This week we’ll hear the government’s response to the recommendations made by the International Development Select Committee’s inquiry into development and disability. The potential for this to change the lives of people with disabilities who are living in poverty around the world should not be underestimated.
People with disabilities have been left behind
Around one billion people – or 15% of the world’s population – have a disability, and in many countries they are among the most excluded and hardest to reach of all groups in their community.

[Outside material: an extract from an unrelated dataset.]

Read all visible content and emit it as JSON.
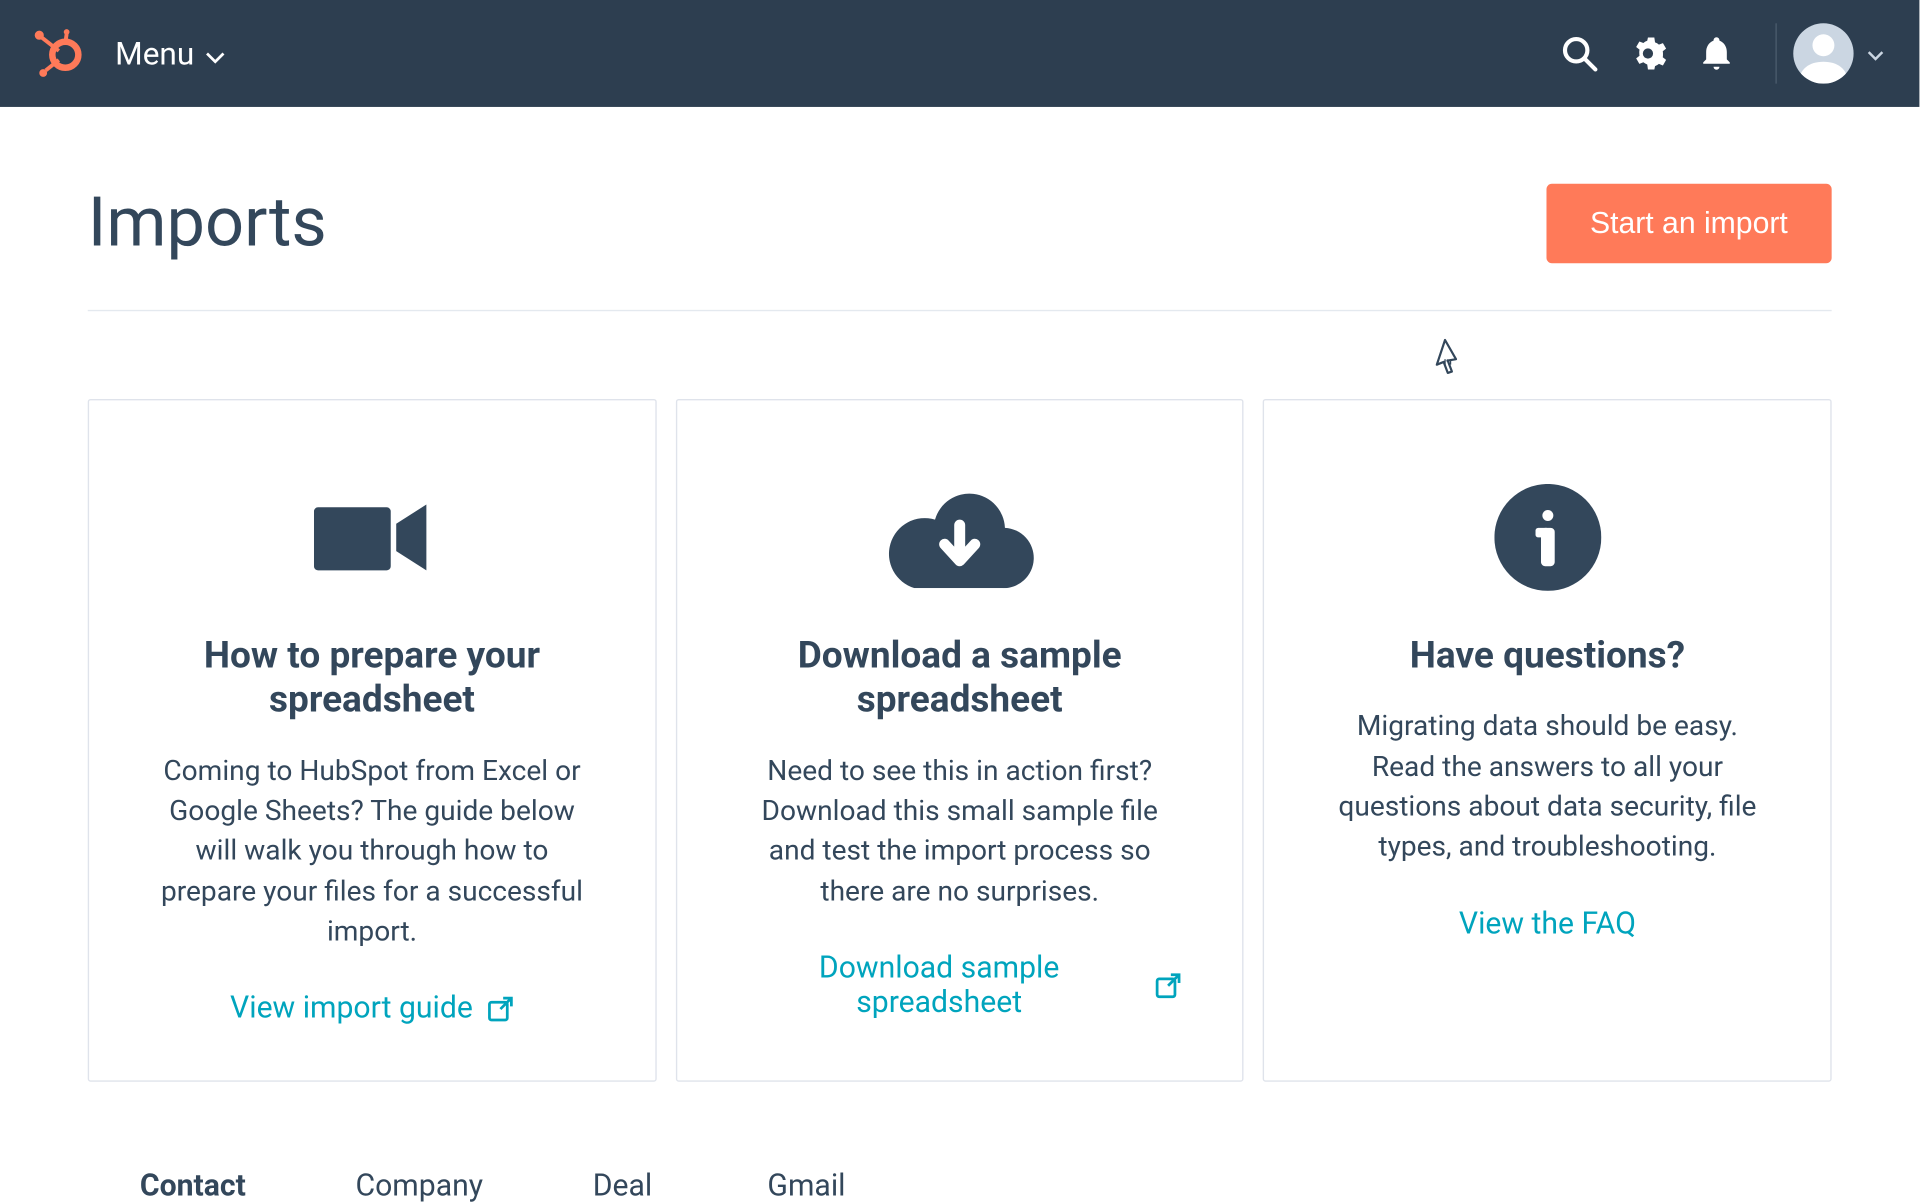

In 2000, world leaders agreed on an ambitious development framework consisting of eight Millennium Development Goals (MDGs). In the 14 years since those goals were set, we have seen some of the most important steps towards poverty elimination; child deaths have fallen by more than 30% and deaths from malaria have fallen by one quarter.
One critical group, however, has been largely left out from this progress. Almost 14 years on, the exclusion of disability from the MDGs has materially affected many people with disabilities, as well as their families. They are less likely to have access to healthcare and education, and in turn find making a livelihood and escaping poverty that much more difficult, if not impossible.
15 year old Nabirye from Uganda lost her sight aged nine following an infection, and had to drop out of her school immediately as it didn’t have the equipment or teachers needed to support students with disabilities such as hers.
“I felt so bad leaving school. Now I don’t do anything, I just stay at home. When I was at school I liked science and English, I wanted to be a lawyer, but I have been a long time out of school now so I don’t think I can anymore,” Nabirye said.
At 15 years old, she still has enormous potential, but with every day out of education a bit more of it is lost. In 2015 a new development framework will be agreed by current world leaders, replacing the MDGs.
Last month the World Bank President, Dr Jim Kim, spoke about the opportunity this generation has to end extreme poverty within a generation. For those of us in international development it’s inspiring, but not achievable if people with disabilities continue to be excluded from development policy and process and don’t have a say in the issues that affect them.
That is why the recommendations by the IDC on how the UK government, a leading development donor, develops its policies and spends its money are so critical. DFID must seize this opportunity to lead the way on inclusive development.
DFID’s work on disability and development has never before received such scrutiny from Parliament, and it is over a decade since the UK government announced new policy in this area. If the opportunity presented by the select committee report is missed, it could be years before disability and development will receive this level of political attention again – leaving another generation excluded.
As a leading aid donor, the UK has a unique opportunity to influence the setting of the next global development goals, which will shape the lives of people for more than a generation. To do this effectively, the government needs to lead by example and ensure that UK aid is fully inclusive of people with disabilities.
In 2000, DFID broke new ground by being the first bilateral agency to explicitly address the link between poverty and disability. Yet, despite being an early champion of disability as a development issue, no concrete policy has since been formulated. The select committee’s inquiry identified this gap and was clear about what is needed to reach the world’s poorest people; a ‘disability strategy with clear targets and timescales’. This echoes Sightsavers’ ‘Put Us in the Picture’ central campaign call.
Solutions to inclusion
We recognise that inclusion is not an easy task. Detailed analysis is required in order to effectively target people with disabilities and ensure that they are not excluded from development policies and programmes. This is a challenge both governments and development agencies face.
As part of our support in this process, Sightsavers is piloting a project to disaggregate data by disability in Africa and Asia. This will help us understand how development programmes really can include those most in need, and how they are delivering demonstrable results.
Another critical issue is that people with disabilities rarely have a voice in the development decisions that affect their lives. To address this, there needs to be real and sustained engagement between aid agencies and people with disabilities and their families. DFID must ensure disabled people participate fully in the design and delivery of its programmes.
The value of this is demonstrated by the work Sightsavers is doing through the Voices of the Marginalised pilot project, which aims to bring the perspective of those living with disabilities, through participatory research, into global decision-making processes.
Will we take this opportunity to act now?
The committee’s report offers hope and promise to people with disabilities around the world who do not currently have a voice in or benefit from UK aid. This promise, however, will remain unfulfilled if the UK government does not come out with a positive, ambitious response that commits to prioritising people with disabilities in its development work through the implementation of a disability strategy.
We need to build on the progress that has been made so far and show leadership. We need to ensure the plans we put in place now, and which will impact on the lives of people globally for years to come, leave no one behind. We need to seize this opportunity or face letting down another generation.